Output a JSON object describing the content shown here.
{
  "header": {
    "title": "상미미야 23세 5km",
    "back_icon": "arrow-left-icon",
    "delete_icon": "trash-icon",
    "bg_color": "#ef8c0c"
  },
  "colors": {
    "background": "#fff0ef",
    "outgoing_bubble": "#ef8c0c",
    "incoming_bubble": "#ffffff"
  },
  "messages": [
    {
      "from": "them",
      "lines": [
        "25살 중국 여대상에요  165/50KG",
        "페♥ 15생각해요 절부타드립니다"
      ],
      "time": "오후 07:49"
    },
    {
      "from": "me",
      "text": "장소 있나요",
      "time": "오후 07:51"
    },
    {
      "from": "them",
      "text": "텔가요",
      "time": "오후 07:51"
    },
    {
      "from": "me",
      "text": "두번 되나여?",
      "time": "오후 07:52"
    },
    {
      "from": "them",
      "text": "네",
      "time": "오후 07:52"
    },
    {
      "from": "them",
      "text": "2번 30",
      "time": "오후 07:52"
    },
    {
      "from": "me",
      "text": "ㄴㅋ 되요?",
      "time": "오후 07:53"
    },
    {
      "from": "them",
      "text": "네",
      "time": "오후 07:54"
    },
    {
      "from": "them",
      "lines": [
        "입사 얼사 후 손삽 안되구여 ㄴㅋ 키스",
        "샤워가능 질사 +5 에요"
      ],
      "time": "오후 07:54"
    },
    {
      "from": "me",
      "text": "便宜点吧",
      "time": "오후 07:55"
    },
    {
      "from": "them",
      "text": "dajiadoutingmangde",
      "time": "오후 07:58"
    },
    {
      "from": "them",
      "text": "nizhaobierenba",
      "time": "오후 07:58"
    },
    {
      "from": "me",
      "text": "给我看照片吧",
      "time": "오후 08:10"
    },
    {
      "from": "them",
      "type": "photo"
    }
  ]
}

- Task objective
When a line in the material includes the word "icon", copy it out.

- Exercise answer
    "back_icon": "arrow-left-icon",
    "delete_icon": "trash-icon",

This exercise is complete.